Brief: Reproduce exactly the entries from the "What's the underlying" line to the end. Skip all pictures.

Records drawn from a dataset
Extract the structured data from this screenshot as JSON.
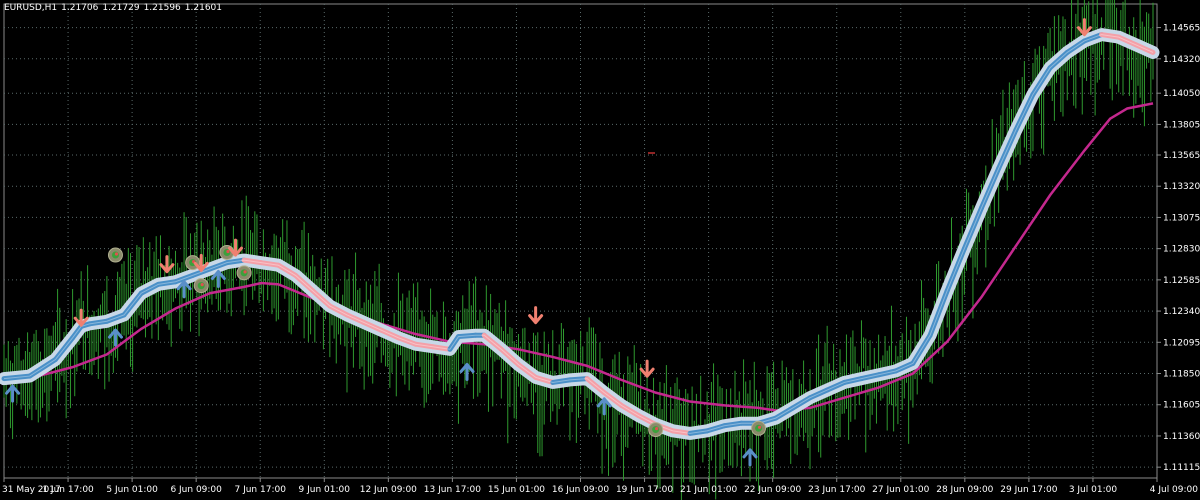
{
  "header": {
    "symbol": "EURUSD,H1",
    "open": "1.21706",
    "high": "1.21729",
    "low": "1.21596",
    "close": "1.21601"
  },
  "colors": {
    "background": "#000000",
    "grid": "#5a6a6a",
    "price_bars": "#2f9a2f",
    "slow_ma": "#c4288e",
    "band_outer": "#c8d8e8",
    "band_up": "#4a90c8",
    "band_down": "#f4a0a8",
    "arrow_up": "#5a8fc8",
    "arrow_down": "#f08070",
    "axis_text": "#ffffff"
  },
  "chart_data": {
    "type": "line",
    "title": "EURUSD,H1",
    "ylim": [
      1.1103,
      1.1475
    ],
    "y_ticks": [
      "1.14565",
      "1.14320",
      "1.14050",
      "1.13805",
      "1.13565",
      "1.13320",
      "1.13075",
      "1.12830",
      "1.12585",
      "1.12340",
      "1.12095",
      "1.11850",
      "1.11605",
      "1.11360",
      "1.11115"
    ],
    "x_ticks": [
      "31 May 2017",
      "1 Jun 17:00",
      "5 Jun 01:00",
      "6 Jun 09:00",
      "7 Jun 17:00",
      "9 Jun 01:00",
      "12 Jun 09:00",
      "13 Jun 17:00",
      "15 Jun 01:00",
      "16 Jun 09:00",
      "19 Jun 17:00",
      "21 Jun 01:00",
      "22 Jun 09:00",
      "23 Jun 17:00",
      "27 Jun 01:00",
      "28 Jun 09:00",
      "29 Jun 17:00",
      "3 Jul 01:00",
      "4 Jul 09:00"
    ],
    "grid": true,
    "series": [
      {
        "values": [
          [
            0,
            1.1181
          ],
          [
            3,
            1.1183
          ],
          [
            6,
            1.1196
          ],
          [
            8,
            1.1213
          ],
          [
            9,
            1.1222
          ],
          [
            10,
            1.1224
          ],
          [
            12,
            1.1226
          ],
          [
            14,
            1.1231
          ],
          [
            16,
            1.1248
          ],
          [
            18,
            1.1255
          ],
          [
            20,
            1.1257
          ],
          [
            22,
            1.1262
          ],
          [
            24,
            1.1267
          ],
          [
            26,
            1.1272
          ],
          [
            28,
            1.1274
          ],
          [
            30,
            1.1272
          ],
          [
            32,
            1.127
          ],
          [
            34,
            1.1262
          ],
          [
            36,
            1.125
          ],
          [
            38,
            1.1238
          ],
          [
            40,
            1.1231
          ],
          [
            42,
            1.1225
          ],
          [
            44,
            1.1219
          ],
          [
            46,
            1.1213
          ],
          [
            48,
            1.1208
          ],
          [
            50,
            1.1206
          ],
          [
            52,
            1.1204
          ],
          [
            53,
            1.1214
          ],
          [
            55,
            1.1215
          ],
          [
            56,
            1.1215
          ],
          [
            58,
            1.1204
          ],
          [
            60,
            1.1192
          ],
          [
            62,
            1.1182
          ],
          [
            64,
            1.1178
          ],
          [
            66,
            1.118
          ],
          [
            68,
            1.1181
          ],
          [
            70,
            1.117
          ],
          [
            72,
            1.116
          ],
          [
            74,
            1.1152
          ],
          [
            76,
            1.1145
          ],
          [
            78,
            1.114
          ],
          [
            80,
            1.1138
          ],
          [
            82,
            1.114
          ],
          [
            84,
            1.1144
          ],
          [
            86,
            1.1146
          ],
          [
            88,
            1.1146
          ],
          [
            90,
            1.115
          ],
          [
            92,
            1.1158
          ],
          [
            94,
            1.1166
          ],
          [
            96,
            1.1172
          ],
          [
            98,
            1.1178
          ],
          [
            100,
            1.1181
          ],
          [
            102,
            1.1184
          ],
          [
            104,
            1.1187
          ],
          [
            106,
            1.1193
          ],
          [
            108,
            1.1215
          ],
          [
            110,
            1.125
          ],
          [
            112,
            1.1283
          ],
          [
            114,
            1.1315
          ],
          [
            116,
            1.1346
          ],
          [
            118,
            1.1376
          ],
          [
            120,
            1.1404
          ],
          [
            122,
            1.1425
          ],
          [
            124,
            1.1437
          ],
          [
            126,
            1.1446
          ],
          [
            128,
            1.1451
          ],
          [
            130,
            1.1449
          ],
          [
            132,
            1.1443
          ],
          [
            134,
            1.1437
          ]
        ]
      },
      {
        "values": [
          [
            0,
            1.118
          ],
          [
            4,
            1.1183
          ],
          [
            8,
            1.119
          ],
          [
            12,
            1.12
          ],
          [
            16,
            1.122
          ],
          [
            20,
            1.1236
          ],
          [
            24,
            1.1248
          ],
          [
            28,
            1.1253
          ],
          [
            30,
            1.1256
          ],
          [
            32,
            1.1255
          ],
          [
            36,
            1.1244
          ],
          [
            40,
            1.1233
          ],
          [
            44,
            1.1224
          ],
          [
            48,
            1.1216
          ],
          [
            52,
            1.121
          ],
          [
            56,
            1.1208
          ],
          [
            60,
            1.1204
          ],
          [
            64,
            1.1198
          ],
          [
            68,
            1.1191
          ],
          [
            72,
            1.118
          ],
          [
            76,
            1.117
          ],
          [
            80,
            1.1163
          ],
          [
            84,
            1.116
          ],
          [
            88,
            1.1158
          ],
          [
            90,
            1.1156
          ],
          [
            94,
            1.1158
          ],
          [
            98,
            1.1166
          ],
          [
            102,
            1.1174
          ],
          [
            106,
            1.1185
          ],
          [
            110,
            1.121
          ],
          [
            114,
            1.1245
          ],
          [
            118,
            1.1285
          ],
          [
            122,
            1.1325
          ],
          [
            126,
            1.136
          ],
          [
            129,
            1.1385
          ],
          [
            131,
            1.1393
          ],
          [
            134,
            1.1397
          ]
        ]
      }
    ],
    "markers": [
      {
        "type": "arrow-up",
        "x": 1,
        "y": 1.1168
      },
      {
        "type": "arrow-down",
        "x": 9,
        "y": 1.123
      },
      {
        "type": "arrow-up",
        "x": 13,
        "y": 1.1212
      },
      {
        "type": "circle-marker",
        "x": 13,
        "y": 1.1278
      },
      {
        "type": "arrow-down",
        "x": 19,
        "y": 1.1272
      },
      {
        "type": "arrow-up",
        "x": 21,
        "y": 1.125
      },
      {
        "type": "circle-marker",
        "x": 22,
        "y": 1.1272
      },
      {
        "type": "arrow-down",
        "x": 23,
        "y": 1.1273
      },
      {
        "type": "circle-marker",
        "x": 23,
        "y": 1.1254
      },
      {
        "type": "arrow-up",
        "x": 25,
        "y": 1.1258
      },
      {
        "type": "circle-marker",
        "x": 26,
        "y": 1.128
      },
      {
        "type": "arrow-down",
        "x": 27,
        "y": 1.1285
      },
      {
        "type": "circle-marker",
        "x": 28,
        "y": 1.1264
      },
      {
        "type": "arrow-up",
        "x": 54,
        "y": 1.1185
      },
      {
        "type": "arrow-down",
        "x": 62,
        "y": 1.1232
      },
      {
        "type": "arrow-up",
        "x": 70,
        "y": 1.1158
      },
      {
        "type": "arrow-down",
        "x": 75,
        "y": 1.119
      },
      {
        "type": "circle-marker",
        "x": 76,
        "y": 1.1141
      },
      {
        "type": "circle-marker",
        "x": 88,
        "y": 1.1142
      },
      {
        "type": "arrow-up",
        "x": 87,
        "y": 1.1118
      },
      {
        "type": "arrow-down",
        "x": 126,
        "y": 1.1458
      }
    ]
  }
}
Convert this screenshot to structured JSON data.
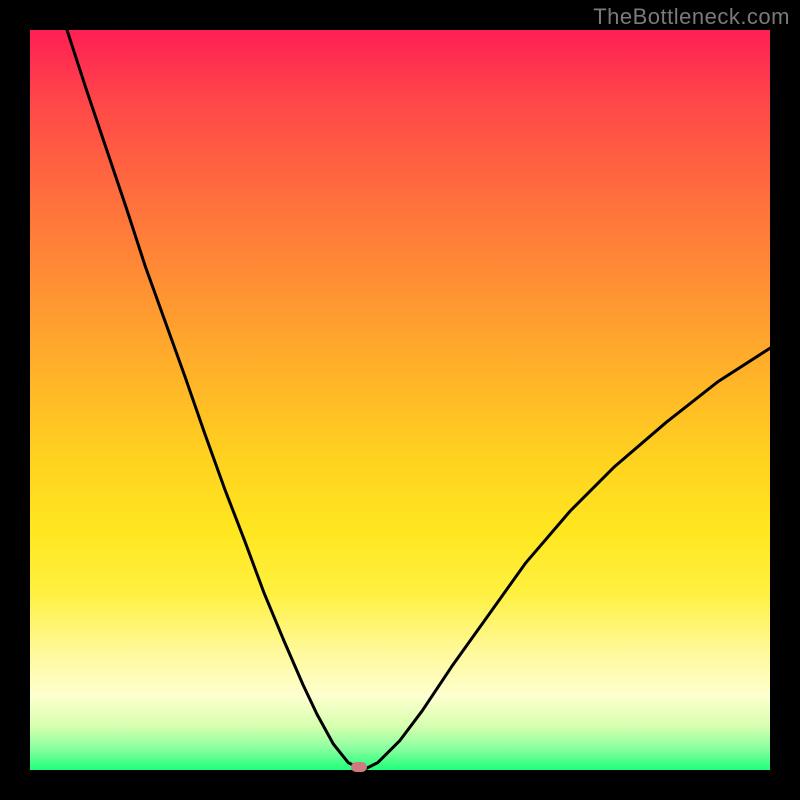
{
  "watermark": "TheBottleneck.com",
  "chart_data": {
    "type": "line",
    "title": "",
    "xlabel": "",
    "ylabel": "",
    "xlim": [
      0,
      100
    ],
    "ylim": [
      0,
      100
    ],
    "series": [
      {
        "name": "bottleneck-curve",
        "x": [
          5.0,
          7.6,
          10.3,
          13.0,
          15.6,
          18.3,
          21.0,
          23.6,
          26.3,
          29.0,
          31.6,
          34.3,
          36.9,
          38.8,
          41.0,
          43.0,
          45.0,
          47.0,
          50.0,
          53.0,
          57.0,
          62.0,
          67.0,
          73.0,
          79.0,
          86.0,
          93.0,
          100.0
        ],
        "values": [
          100.0,
          92.0,
          84.0,
          76.0,
          68.0,
          60.5,
          53.0,
          45.5,
          38.0,
          31.0,
          24.0,
          17.5,
          11.5,
          7.5,
          3.5,
          1.0,
          0.0,
          1.0,
          4.0,
          8.0,
          14.0,
          21.0,
          28.0,
          35.0,
          41.0,
          47.0,
          52.5,
          57.0
        ]
      }
    ],
    "marker": {
      "x": 44.5,
      "y": 0.4
    },
    "gradient_stops": [
      {
        "pos": 0,
        "color": "#ff1f55"
      },
      {
        "pos": 10,
        "color": "#ff4848"
      },
      {
        "pos": 22,
        "color": "#ff6d3e"
      },
      {
        "pos": 34,
        "color": "#ff8f34"
      },
      {
        "pos": 46,
        "color": "#ffb129"
      },
      {
        "pos": 58,
        "color": "#ffd21f"
      },
      {
        "pos": 68,
        "color": "#ffe720"
      },
      {
        "pos": 76,
        "color": "#fff040"
      },
      {
        "pos": 84,
        "color": "#fff99a"
      },
      {
        "pos": 90,
        "color": "#fdffcf"
      },
      {
        "pos": 94,
        "color": "#d8ffb0"
      },
      {
        "pos": 97,
        "color": "#8dffa0"
      },
      {
        "pos": 100,
        "color": "#1fff7a"
      }
    ]
  }
}
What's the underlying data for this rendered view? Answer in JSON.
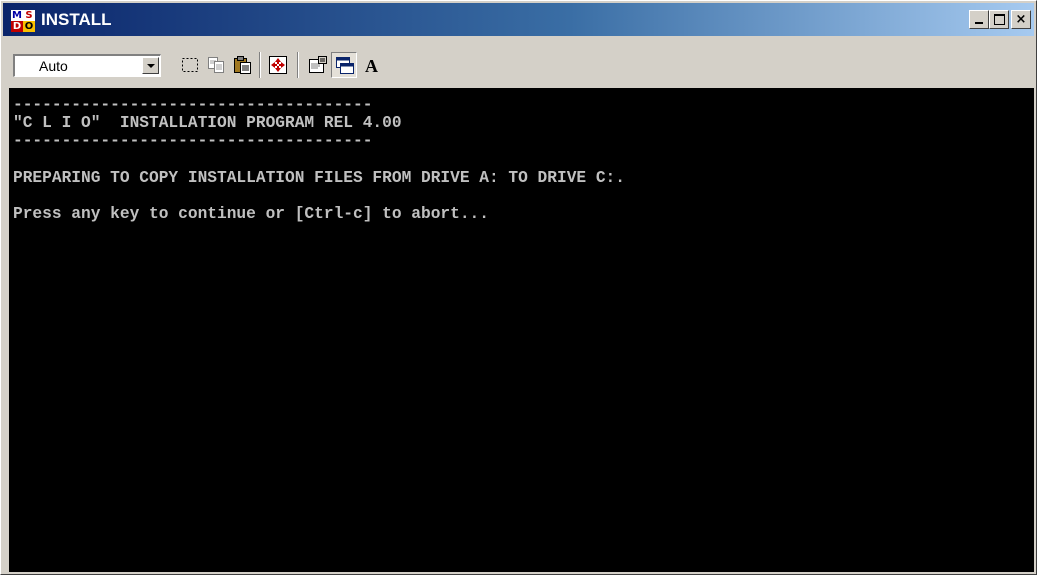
{
  "window": {
    "title": "INSTALL",
    "icon_text": [
      "M",
      "S",
      "D",
      "O"
    ],
    "controls": {
      "close_glyph": "×"
    }
  },
  "toolbar": {
    "font_size_value": "Auto",
    "buttons": [
      "mark-icon",
      "copy-icon",
      "paste-icon",
      "fullscreen-icon",
      "properties-icon",
      "background-icon",
      "font-icon"
    ],
    "font_button_label": "A"
  },
  "console": {
    "lines": [
      "-------------------------------------",
      "\"C L I O\"  INSTALLATION PROGRAM REL 4.00",
      "-------------------------------------",
      "",
      "PREPARING TO COPY INSTALLATION FILES FROM DRIVE A: TO DRIVE C:.",
      "",
      "Press any key to continue or [Ctrl-c] to abort..."
    ]
  },
  "colors": {
    "titlebar_start": "#0a246a",
    "titlebar_end": "#a6caf0",
    "console_bg": "#000000",
    "console_text": "#c0c0c0",
    "chrome": "#d4d0c8"
  }
}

Response:
What's the underlying data for this rendered view? Answer in JSON.
{
  "window": {
    "title": "INSTALL",
    "icon_text": [
      "M",
      "S",
      "D",
      "O"
    ],
    "controls": {
      "close_glyph": "×"
    }
  },
  "toolbar": {
    "font_size_value": "Auto",
    "buttons": [
      "mark-icon",
      "copy-icon",
      "paste-icon",
      "fullscreen-icon",
      "properties-icon",
      "background-icon",
      "font-icon"
    ],
    "font_button_label": "A"
  },
  "console": {
    "lines": [
      "-------------------------------------",
      "\"C L I O\"  INSTALLATION PROGRAM REL 4.00",
      "-------------------------------------",
      "",
      "PREPARING TO COPY INSTALLATION FILES FROM DRIVE A: TO DRIVE C:.",
      "",
      "Press any key to continue or [Ctrl-c] to abort..."
    ]
  },
  "colors": {
    "titlebar_start": "#0a246a",
    "titlebar_end": "#a6caf0",
    "console_bg": "#000000",
    "console_text": "#c0c0c0",
    "chrome": "#d4d0c8"
  }
}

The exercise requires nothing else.